== WORK ITEM ==
Scan the records for the string "this", then copy each line that has it.

▶

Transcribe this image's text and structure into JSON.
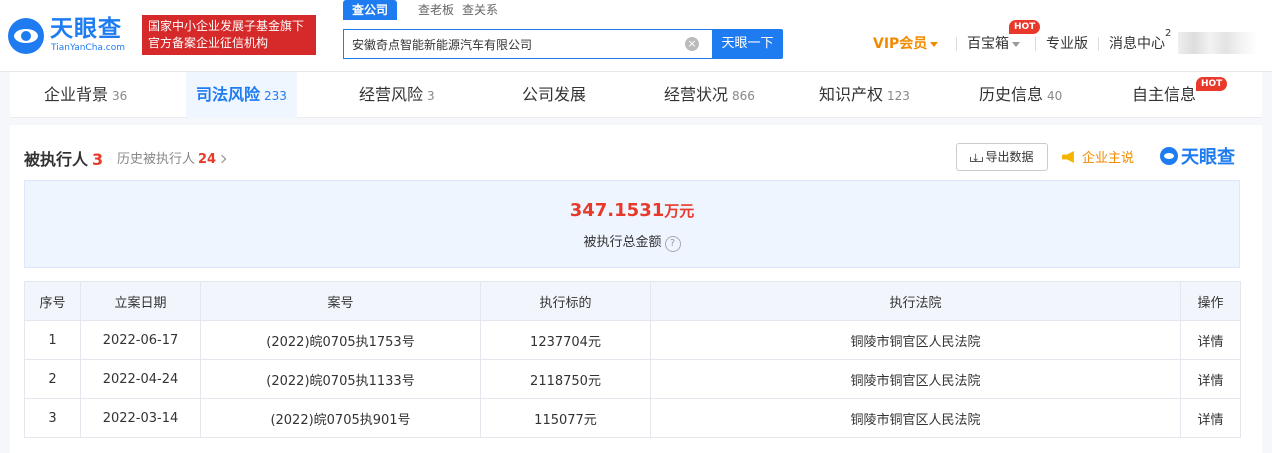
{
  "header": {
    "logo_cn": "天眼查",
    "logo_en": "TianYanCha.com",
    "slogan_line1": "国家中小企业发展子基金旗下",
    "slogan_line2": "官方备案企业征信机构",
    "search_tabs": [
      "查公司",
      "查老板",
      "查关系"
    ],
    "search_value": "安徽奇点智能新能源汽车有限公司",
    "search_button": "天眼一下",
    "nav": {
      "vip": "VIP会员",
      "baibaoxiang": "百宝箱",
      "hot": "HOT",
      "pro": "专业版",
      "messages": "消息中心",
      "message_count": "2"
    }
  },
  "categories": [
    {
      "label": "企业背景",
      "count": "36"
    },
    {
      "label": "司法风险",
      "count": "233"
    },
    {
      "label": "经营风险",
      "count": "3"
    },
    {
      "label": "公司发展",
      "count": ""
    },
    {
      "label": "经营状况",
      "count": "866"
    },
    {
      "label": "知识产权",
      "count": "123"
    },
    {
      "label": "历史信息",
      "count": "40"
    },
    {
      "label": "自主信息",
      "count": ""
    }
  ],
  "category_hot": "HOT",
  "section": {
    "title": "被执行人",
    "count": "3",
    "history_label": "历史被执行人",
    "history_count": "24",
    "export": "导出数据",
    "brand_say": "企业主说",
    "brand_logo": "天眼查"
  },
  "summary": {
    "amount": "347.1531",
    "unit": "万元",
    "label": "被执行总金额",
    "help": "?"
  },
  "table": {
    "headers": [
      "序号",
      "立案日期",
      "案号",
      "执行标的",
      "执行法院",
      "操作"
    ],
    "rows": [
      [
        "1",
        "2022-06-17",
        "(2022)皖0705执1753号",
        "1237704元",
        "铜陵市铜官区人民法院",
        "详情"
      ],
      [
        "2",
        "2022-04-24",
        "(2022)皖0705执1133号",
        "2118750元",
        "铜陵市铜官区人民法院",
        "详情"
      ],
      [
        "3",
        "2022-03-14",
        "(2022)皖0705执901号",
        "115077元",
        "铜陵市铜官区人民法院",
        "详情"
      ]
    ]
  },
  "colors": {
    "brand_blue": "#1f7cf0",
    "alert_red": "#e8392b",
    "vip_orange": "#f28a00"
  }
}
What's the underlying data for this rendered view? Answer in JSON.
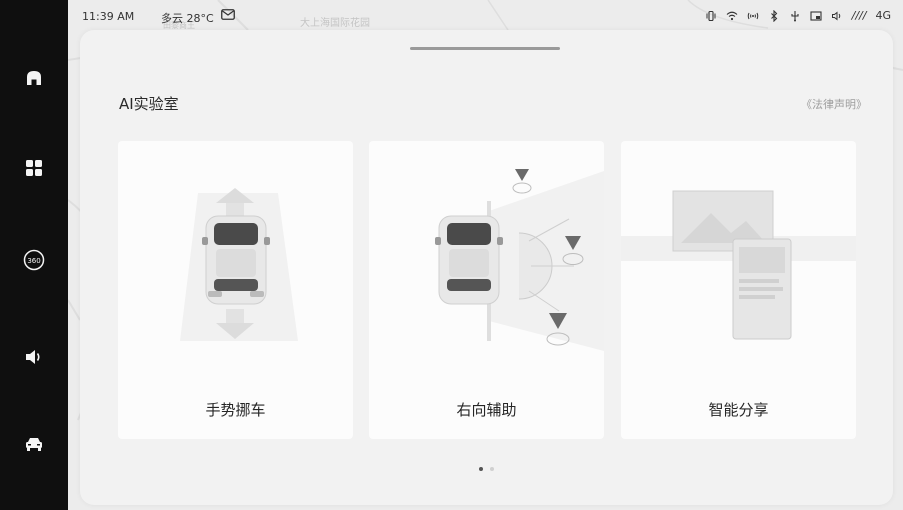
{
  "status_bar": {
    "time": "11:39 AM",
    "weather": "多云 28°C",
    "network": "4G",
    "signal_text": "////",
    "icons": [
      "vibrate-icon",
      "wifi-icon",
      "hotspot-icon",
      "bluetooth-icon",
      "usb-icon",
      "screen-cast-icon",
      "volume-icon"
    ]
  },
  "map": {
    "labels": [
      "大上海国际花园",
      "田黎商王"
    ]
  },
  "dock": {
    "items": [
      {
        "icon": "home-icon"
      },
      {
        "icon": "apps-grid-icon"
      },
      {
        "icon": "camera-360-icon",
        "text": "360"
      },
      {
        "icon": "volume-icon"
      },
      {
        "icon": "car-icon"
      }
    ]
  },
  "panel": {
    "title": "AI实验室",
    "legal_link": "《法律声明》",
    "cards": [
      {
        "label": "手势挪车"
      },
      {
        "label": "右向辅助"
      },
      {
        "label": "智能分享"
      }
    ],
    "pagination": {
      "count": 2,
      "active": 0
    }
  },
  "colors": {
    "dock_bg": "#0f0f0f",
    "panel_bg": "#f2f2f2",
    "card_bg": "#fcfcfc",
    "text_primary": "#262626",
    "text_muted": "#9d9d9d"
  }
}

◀
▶

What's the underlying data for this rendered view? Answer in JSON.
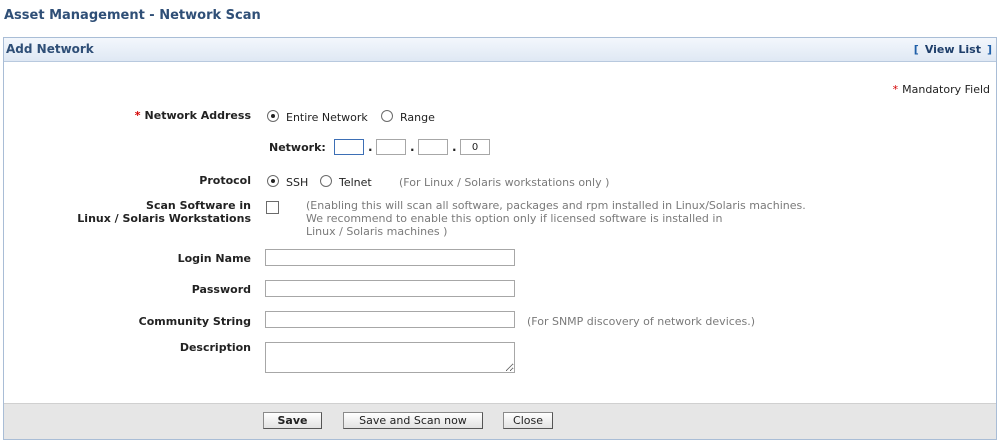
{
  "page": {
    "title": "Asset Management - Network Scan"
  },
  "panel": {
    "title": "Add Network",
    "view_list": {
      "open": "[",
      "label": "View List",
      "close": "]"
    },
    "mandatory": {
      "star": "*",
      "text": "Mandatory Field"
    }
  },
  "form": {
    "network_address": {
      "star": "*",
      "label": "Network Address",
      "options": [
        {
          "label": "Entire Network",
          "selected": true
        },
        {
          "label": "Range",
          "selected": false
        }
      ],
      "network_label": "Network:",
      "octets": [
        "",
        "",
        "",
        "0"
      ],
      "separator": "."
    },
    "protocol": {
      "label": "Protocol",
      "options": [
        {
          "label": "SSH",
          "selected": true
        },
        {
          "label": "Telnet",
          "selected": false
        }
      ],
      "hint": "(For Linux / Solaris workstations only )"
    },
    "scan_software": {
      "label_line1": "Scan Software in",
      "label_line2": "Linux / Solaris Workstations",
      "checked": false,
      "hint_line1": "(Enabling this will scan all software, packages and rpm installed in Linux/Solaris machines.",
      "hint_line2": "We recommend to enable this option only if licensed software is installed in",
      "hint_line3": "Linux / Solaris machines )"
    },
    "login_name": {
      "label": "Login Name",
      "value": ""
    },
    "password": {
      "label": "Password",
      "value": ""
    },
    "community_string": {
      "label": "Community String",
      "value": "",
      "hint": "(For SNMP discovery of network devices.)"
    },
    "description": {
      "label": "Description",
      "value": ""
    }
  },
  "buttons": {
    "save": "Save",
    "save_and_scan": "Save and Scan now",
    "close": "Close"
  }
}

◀

== EXERCISE RESULT ==
Transcribe this image's text and structure into JSON.
What's the underlying data for this rendered view? Answer in JSON.
What's the underlying data for this rendered view? Answer in JSON.
      "hint_line1": "(Enabling this will scan all software, packages and rpm installed in Linux/Solaris machines.",
      "hint_line2": "We recommend to enable this option only if licensed software is installed in",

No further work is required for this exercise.